Speech 1: The Ice Breaker. The first speech of the Toastmasters Competent Communicator program is about introducing myself to the group, providing a benchmark for my current skill level, and standing and speaking without vomiting or passing out.
Mr/Madam Toastmaster, fellow members, and guests.
I’ve spent most of my life fighting with the voices in my head. Just the one voice, really. The one that tells me I’m not good enough, that no one likes me, that I am unworthy.
As someone with generalized anxiety disorder, I’m used to this voice. It’s been in my head since the beginning. In elementary school, if we were running behind in the morning, I’d sob all the way to school, petrified by the thought of walking into class late.

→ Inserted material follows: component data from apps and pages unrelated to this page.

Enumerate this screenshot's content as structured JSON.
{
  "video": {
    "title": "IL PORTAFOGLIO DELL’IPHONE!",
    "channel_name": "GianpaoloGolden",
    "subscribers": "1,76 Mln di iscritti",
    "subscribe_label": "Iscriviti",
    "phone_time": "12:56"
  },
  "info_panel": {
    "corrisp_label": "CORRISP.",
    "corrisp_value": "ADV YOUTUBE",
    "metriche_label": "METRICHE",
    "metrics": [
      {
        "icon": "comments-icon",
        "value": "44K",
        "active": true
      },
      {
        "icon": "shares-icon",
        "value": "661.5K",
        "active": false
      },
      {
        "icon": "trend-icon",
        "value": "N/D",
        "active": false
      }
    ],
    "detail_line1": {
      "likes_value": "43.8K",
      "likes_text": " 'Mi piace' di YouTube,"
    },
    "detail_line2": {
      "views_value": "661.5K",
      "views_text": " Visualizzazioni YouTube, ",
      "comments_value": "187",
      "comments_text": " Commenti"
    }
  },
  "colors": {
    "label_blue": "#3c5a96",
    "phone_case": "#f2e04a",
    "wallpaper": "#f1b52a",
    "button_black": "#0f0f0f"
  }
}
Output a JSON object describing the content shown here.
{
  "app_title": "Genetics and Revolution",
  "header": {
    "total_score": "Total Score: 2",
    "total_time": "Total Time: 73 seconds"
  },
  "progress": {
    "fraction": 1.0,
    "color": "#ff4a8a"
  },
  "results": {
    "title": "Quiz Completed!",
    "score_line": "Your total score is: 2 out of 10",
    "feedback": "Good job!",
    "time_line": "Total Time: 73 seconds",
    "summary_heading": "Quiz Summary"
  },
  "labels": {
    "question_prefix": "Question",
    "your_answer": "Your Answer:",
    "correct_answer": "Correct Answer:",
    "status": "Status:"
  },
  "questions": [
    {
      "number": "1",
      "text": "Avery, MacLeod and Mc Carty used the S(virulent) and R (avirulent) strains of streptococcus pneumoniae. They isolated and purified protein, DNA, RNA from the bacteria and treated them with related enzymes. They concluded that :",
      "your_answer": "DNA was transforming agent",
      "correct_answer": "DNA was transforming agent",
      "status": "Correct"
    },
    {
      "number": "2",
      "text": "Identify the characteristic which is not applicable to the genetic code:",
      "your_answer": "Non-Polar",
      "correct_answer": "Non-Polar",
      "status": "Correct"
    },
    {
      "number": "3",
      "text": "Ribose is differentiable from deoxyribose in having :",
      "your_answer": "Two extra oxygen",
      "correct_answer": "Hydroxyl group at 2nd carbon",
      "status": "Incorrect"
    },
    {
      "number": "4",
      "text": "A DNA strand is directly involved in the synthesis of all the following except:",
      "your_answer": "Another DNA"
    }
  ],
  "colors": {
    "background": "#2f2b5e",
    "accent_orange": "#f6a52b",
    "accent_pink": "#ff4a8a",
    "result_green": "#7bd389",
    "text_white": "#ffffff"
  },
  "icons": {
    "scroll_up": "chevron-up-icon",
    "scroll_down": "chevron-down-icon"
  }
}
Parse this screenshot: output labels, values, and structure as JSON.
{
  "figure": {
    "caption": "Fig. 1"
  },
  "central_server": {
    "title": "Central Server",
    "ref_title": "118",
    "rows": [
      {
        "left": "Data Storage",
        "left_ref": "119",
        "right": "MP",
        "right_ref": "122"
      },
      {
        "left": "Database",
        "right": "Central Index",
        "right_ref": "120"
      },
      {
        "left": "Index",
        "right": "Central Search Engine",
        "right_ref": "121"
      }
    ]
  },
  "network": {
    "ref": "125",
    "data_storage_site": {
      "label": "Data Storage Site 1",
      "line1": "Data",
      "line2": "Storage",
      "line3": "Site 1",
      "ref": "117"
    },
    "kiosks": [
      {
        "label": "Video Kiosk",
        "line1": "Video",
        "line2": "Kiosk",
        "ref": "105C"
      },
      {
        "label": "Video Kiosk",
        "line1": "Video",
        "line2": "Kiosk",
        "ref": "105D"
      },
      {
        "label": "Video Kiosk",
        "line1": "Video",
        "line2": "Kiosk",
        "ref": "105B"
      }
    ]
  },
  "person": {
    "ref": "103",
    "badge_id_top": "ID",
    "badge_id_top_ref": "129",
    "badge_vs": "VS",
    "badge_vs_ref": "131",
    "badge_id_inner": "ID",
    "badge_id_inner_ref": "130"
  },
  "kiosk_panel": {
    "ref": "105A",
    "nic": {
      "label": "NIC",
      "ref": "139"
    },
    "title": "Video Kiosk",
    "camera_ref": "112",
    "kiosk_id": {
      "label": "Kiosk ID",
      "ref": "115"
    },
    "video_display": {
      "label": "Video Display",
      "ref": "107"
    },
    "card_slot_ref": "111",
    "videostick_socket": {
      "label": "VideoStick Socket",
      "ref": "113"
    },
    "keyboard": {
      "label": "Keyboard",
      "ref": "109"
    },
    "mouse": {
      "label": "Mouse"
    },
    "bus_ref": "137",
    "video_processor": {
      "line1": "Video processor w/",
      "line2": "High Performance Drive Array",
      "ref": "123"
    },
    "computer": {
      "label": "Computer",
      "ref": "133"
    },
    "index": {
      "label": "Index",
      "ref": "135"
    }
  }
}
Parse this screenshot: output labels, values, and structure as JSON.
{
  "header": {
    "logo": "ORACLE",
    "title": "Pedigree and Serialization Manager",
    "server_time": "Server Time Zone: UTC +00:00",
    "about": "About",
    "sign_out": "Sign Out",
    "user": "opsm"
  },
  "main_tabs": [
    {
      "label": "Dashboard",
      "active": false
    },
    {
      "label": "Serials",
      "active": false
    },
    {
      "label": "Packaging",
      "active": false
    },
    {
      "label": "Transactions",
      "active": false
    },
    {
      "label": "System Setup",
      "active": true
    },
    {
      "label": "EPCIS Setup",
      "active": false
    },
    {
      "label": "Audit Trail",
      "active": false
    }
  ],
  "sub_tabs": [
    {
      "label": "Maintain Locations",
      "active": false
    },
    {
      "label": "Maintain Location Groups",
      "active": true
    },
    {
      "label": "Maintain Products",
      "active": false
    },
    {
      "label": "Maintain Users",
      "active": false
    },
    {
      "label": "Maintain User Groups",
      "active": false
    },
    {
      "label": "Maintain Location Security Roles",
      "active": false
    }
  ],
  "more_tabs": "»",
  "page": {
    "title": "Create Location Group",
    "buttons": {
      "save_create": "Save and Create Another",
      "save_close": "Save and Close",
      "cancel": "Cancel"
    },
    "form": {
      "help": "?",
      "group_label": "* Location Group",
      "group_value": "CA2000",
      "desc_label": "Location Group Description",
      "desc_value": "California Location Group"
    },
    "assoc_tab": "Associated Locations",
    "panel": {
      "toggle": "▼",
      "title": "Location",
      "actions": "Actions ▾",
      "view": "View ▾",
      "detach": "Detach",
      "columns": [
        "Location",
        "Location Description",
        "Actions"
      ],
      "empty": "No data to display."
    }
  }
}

I still think about the conversation I had with someone in high school, 16 years ago, that might — might — have been interpreted as something embarrassing.
My anxiety has always been the worst at night, when I’m kept awake by whispers: I should have… I need to… Why didn’t I… What if I… Why did I… When I’m going through an especially bad spell, the thoughts tumble through my head like a hamster on a wheel, keeping me from focusing on anything for more than a few seconds.
Over the years I’ve learned to fight these words with, ironically, more words.
I started when I was small. The family legend is that I was a holy terror until I learned how to read. My mother thinks I was just bored out of my tiny skull and reading finally gave me a way to entertain myself. But I think I used it as a way to self-soothe. Reading has always brought me a sense of peace and focus. It’s nice being in someone else’s head for a change.
My favorite book has always been Jane Austen’s Pride and Prejudice. Now there’s an author that wielded words like swords. “You are mistaken, Mr. Darcy, if you suppose that the mode of your declaration affected me in any other way, than as it spared the concern which I might have felt in refusing you, had you behaved in a more gentlemanlike manner.”
I love words so much that in eighth grade I started keeping what’s called a Commonplace book, a collection of my favorite quotes from books, movies, and poetry. It’s one of the things I would save if my house was on fire.
I inherited the bookworm gene from my mother; my love of music comes from my entire family.
I didn’t show promise at first. When I was about six, I sang a little song at the church my grandfather pastored. It was not, I’m told, a captivating performance. On the way home that afternoon, Granddaddy looked at Grandmother, shook his head, and said, “She’ll never be a singer.”
After participating in choirs for almost 16 years, I’m proud to say I proved him wrong.
It was my college choir director who taught me that the words of the music we sang were just as important as the notes. You can sing a piece note-perfect, but if you don’t understand the words and let their meaning fill you up and pour from your body through your expressions, you’re wasting your audience’s time.
When I graduated from college, I was terrified I’d never sing again, never have a chance to connect with others through words. And then I found Sacred Harp.
Some people will tell you that the name “Sacred Harp” refers to the hymn book we sing from; others say that it means the human voice. The only thing I knew when I discovered it is that the words I heard shook me to my core. The notes rattled through my bones, and the words etched themselves on my heart.
These words were written hundreds of years ago by people who faced war, sickness, and loss. They needed these words to remind them that there was a heaven beyond our world. That they were worthy of going there.
“There then to Thee Thine own I leave,
Mold as Thou wilt my passive clay;
But let me all Thy stamp receive,
But let me all Thy words obey.
Serve with a single heart and eye,
And to Thy glory live or die.”
Looking back, this music has always been with me. Lately I was re-reading Little House on the Prairie, and realized some of the music she quotes is from Sacred Harp tunes. When I told my grandmother about Sacred Harp, she dug through a closet and pulled out a 1907 copy of one of the song books — it belonged to my great-grandparents.
This music has become so important a part of me that I’m planning to get a tattoo of one of the lyrics: “my spirit loudly sings.”
I need these words — from books and music — to help me combat the voice in my head. To remind me that I am good enough, that I am loved, and that I am worthy.